My rating: 4 of 5 stars
How to describe this book… If someone asked Gaiman to rewrite the concept of Narnia and plonked it bang-smack-in-the-middle of Sophie’s World AFTER Sophie had grown up and discovered sex, perhaps you’d get somewhere close.
This book was like several in one. At times I could have been back at university, reading my text books on literary theory, getting lost in the head-screw that only a combination of philosophy, psychology and quantum physics can create. At these times I regularly had to stop to think over what I’d just read. I had to consult old text books – and the Google-Gods – to make some semblance of sense of the words on the page. I had to make notes continuously in order to grasp a hold of those fleeting moments of understanding that play in the corner of your vision and never centre screen. I wrote reams in these moments – which naturally led to a stilted, stop-start reading of the book.
And then there were other moments. The ones during which I was absorbed in a narrative so seamless, so involving, that on more than one occasion returning to the real world was like coming out of a trance. I got lost in this book, lost in Ariel Manto’s mind, lost in her Troposphere. Twice I came to from reading on the train with no idea whether I’d actually missed my stop and was on my way to Reading. I didn’t even register when other passengers got on or off, so immersed was I in the story. Time seemed to alter – speed up, slow down, or just cease to function in my understood sense of it.
And this, from my perspective, was the central philosophy of the book. The end, not of Mr Y, but of “I” – the merging of myself into another, the crossing over from Ariel to the other people whose stories we access (again, so seamlessly achieved that it was almost imperceptible) and the loss of oneself, as a reader, into the protagonist’s very being. The theory that everything is a story, a construct, matter is made of thought (or is it?), is crucial to the novel, and without those questions relating to “self” and the blurring of “self” with “other”, the novel becomes much less powerful or accessible.
Or something like that. Again, I feel I’m grasping at ideas that are floating somewhere on the periphery of my understanding… But I do enjoy the challenge of the thing!

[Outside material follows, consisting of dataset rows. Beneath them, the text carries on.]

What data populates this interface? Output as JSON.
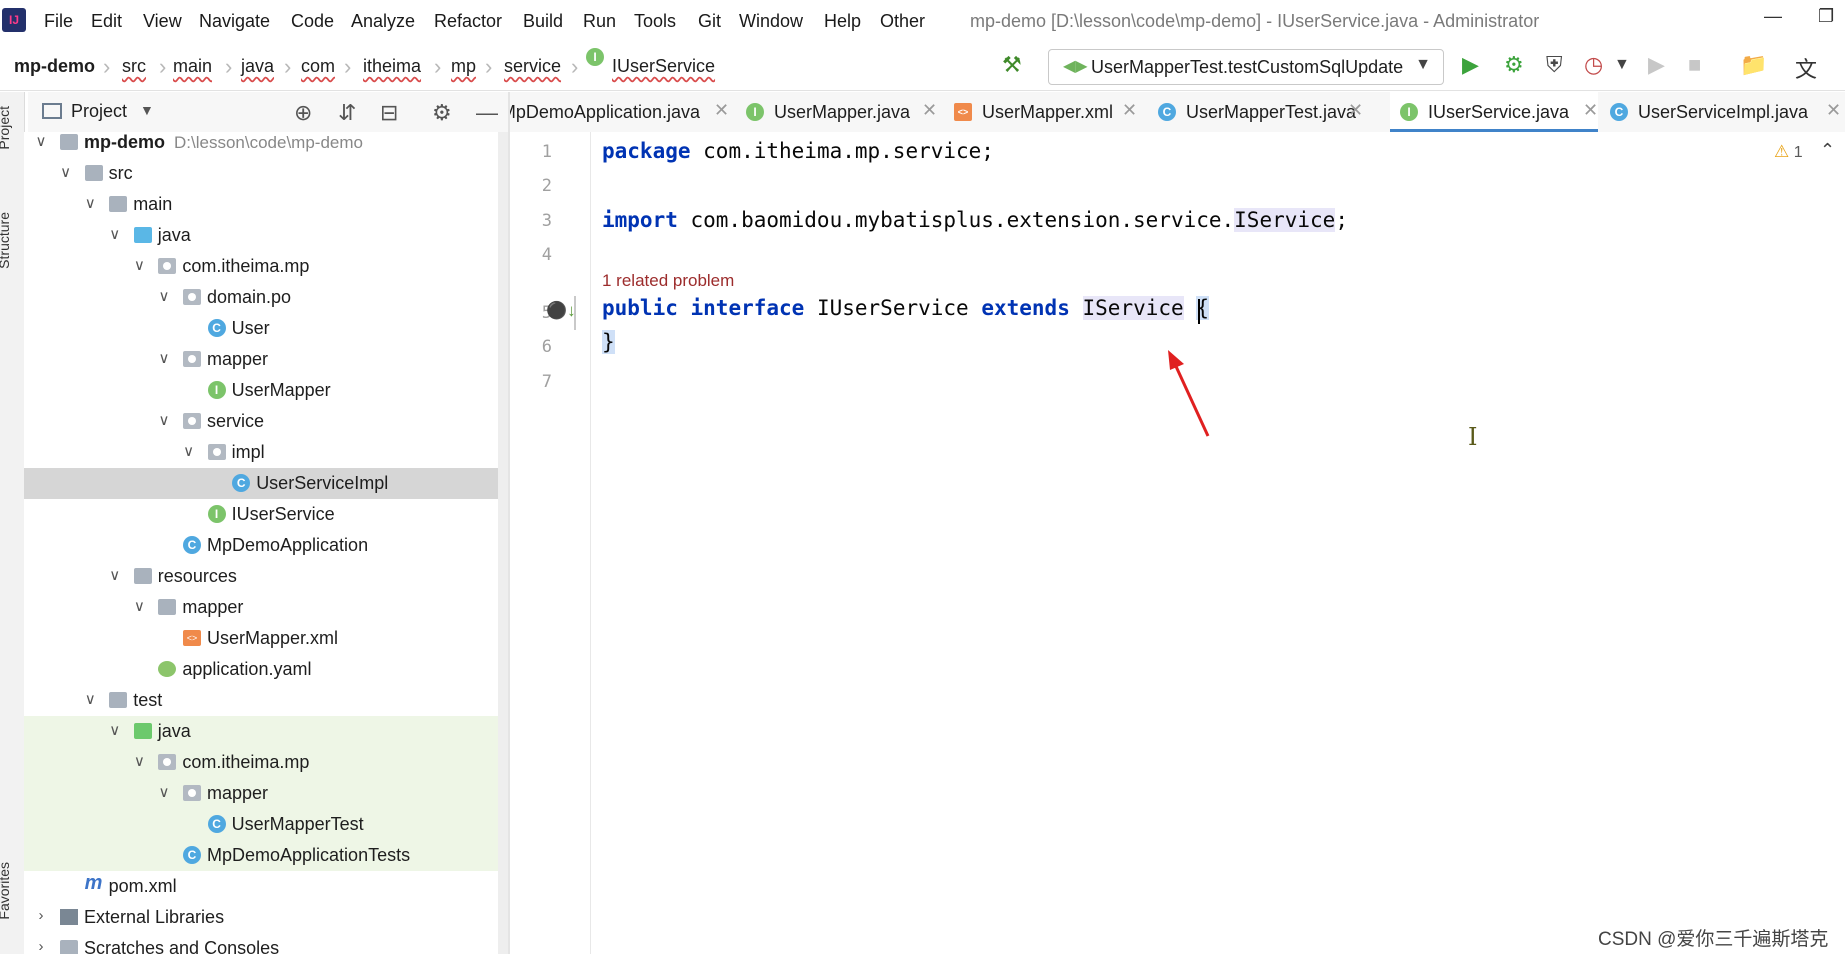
{
  "menubar": {
    "items": [
      "File",
      "Edit",
      "View",
      "Navigate",
      "Code",
      "Analyze",
      "Refactor",
      "Build",
      "Run",
      "Tools",
      "Git",
      "Window",
      "Help",
      "Other"
    ],
    "window_title": "mp-demo [D:\\lesson\\code\\mp-demo] - IUserService.java - Administrator"
  },
  "breadcrumb": {
    "items": [
      "mp-demo",
      "src",
      "main",
      "java",
      "com",
      "itheima",
      "mp",
      "service",
      "IUserService"
    ]
  },
  "toolbar": {
    "run_config": "UserMapperTest.testCustomSqlUpdate"
  },
  "project_panel": {
    "title": "Project",
    "tree": [
      {
        "label": "mp-demo",
        "path": "D:\\lesson\\code\\mp-demo",
        "depth": 0,
        "icon": "folder",
        "expanded": true,
        "bold": true
      },
      {
        "label": "src",
        "depth": 1,
        "icon": "folder",
        "expanded": true
      },
      {
        "label": "main",
        "depth": 2,
        "icon": "folder",
        "expanded": true
      },
      {
        "label": "java",
        "depth": 3,
        "icon": "folder-blue",
        "expanded": true
      },
      {
        "label": "com.itheima.mp",
        "depth": 4,
        "icon": "package",
        "expanded": true
      },
      {
        "label": "domain.po",
        "depth": 5,
        "icon": "package",
        "expanded": true
      },
      {
        "label": "User",
        "depth": 6,
        "icon": "class"
      },
      {
        "label": "mapper",
        "depth": 5,
        "icon": "package",
        "expanded": true
      },
      {
        "label": "UserMapper",
        "depth": 6,
        "icon": "interface"
      },
      {
        "label": "service",
        "depth": 5,
        "icon": "package",
        "expanded": true
      },
      {
        "label": "impl",
        "depth": 6,
        "icon": "package",
        "expanded": true
      },
      {
        "label": "UserServiceImpl",
        "depth": 7,
        "icon": "class",
        "selected": true
      },
      {
        "label": "IUserService",
        "depth": 6,
        "icon": "interface"
      },
      {
        "label": "MpDemoApplication",
        "depth": 5,
        "icon": "class"
      },
      {
        "label": "resources",
        "depth": 3,
        "icon": "folder",
        "expanded": true
      },
      {
        "label": "mapper",
        "depth": 4,
        "icon": "folder",
        "expanded": true
      },
      {
        "label": "UserMapper.xml",
        "depth": 5,
        "icon": "xml"
      },
      {
        "label": "application.yaml",
        "depth": 4,
        "icon": "yaml"
      },
      {
        "label": "test",
        "depth": 2,
        "icon": "folder",
        "expanded": true
      },
      {
        "label": "java",
        "depth": 3,
        "icon": "folder-green",
        "expanded": true,
        "test": true
      },
      {
        "label": "com.itheima.mp",
        "depth": 4,
        "icon": "package",
        "expanded": true,
        "test": true
      },
      {
        "label": "mapper",
        "depth": 5,
        "icon": "package",
        "expanded": true,
        "test": true
      },
      {
        "label": "UserMapperTest",
        "depth": 6,
        "icon": "class",
        "test": true
      },
      {
        "label": "MpDemoApplicationTests",
        "depth": 5,
        "icon": "class",
        "test": true
      },
      {
        "label": "pom.xml",
        "depth": 1,
        "icon": "maven"
      },
      {
        "label": "External Libraries",
        "depth": 0,
        "icon": "libs",
        "expanded": false
      },
      {
        "label": "Scratches and Consoles",
        "depth": 0,
        "icon": "scratch",
        "expanded": false
      }
    ]
  },
  "left_stripe": {
    "labels": [
      "Project",
      "Structure",
      "Favorites"
    ]
  },
  "tabs": [
    {
      "label": "MpDemoApplication.java",
      "icon": "class"
    },
    {
      "label": "UserMapper.java",
      "icon": "interface"
    },
    {
      "label": "UserMapper.xml",
      "icon": "xml"
    },
    {
      "label": "UserMapperTest.java",
      "icon": "class"
    },
    {
      "label": "IUserService.java",
      "icon": "interface",
      "active": true
    },
    {
      "label": "UserServiceImpl.java",
      "icon": "class"
    }
  ],
  "editor": {
    "line_numbers": [
      "1",
      "2",
      "3",
      "4",
      "5",
      "6",
      "7"
    ],
    "line1": {
      "kw": "package",
      "rest": " com.itheima.mp.service;"
    },
    "line3": {
      "kw": "import",
      "pkg": " com.baomidou.mybatisplus.extension.service.",
      "cls": "IService",
      "end": ";"
    },
    "problem_hint": "1 related problem",
    "line5": {
      "kw1": "public",
      "kw2": "interface",
      "name": "IUserService",
      "kw3": "extends",
      "cls": "IService",
      "brace": "{"
    },
    "line6": "}",
    "warnings_count": "1"
  },
  "watermark": "CSDN @爱你三千遍斯塔克"
}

If self-aware literature is your bag (think Saussure, Derrida, Baudrillard, etc. as explored and exploited in Umberto Eco’s best) you’ll love this novel from the start. If not, I recommend you stick at it – wade far enough through the academia and you’ll get to the good stuff!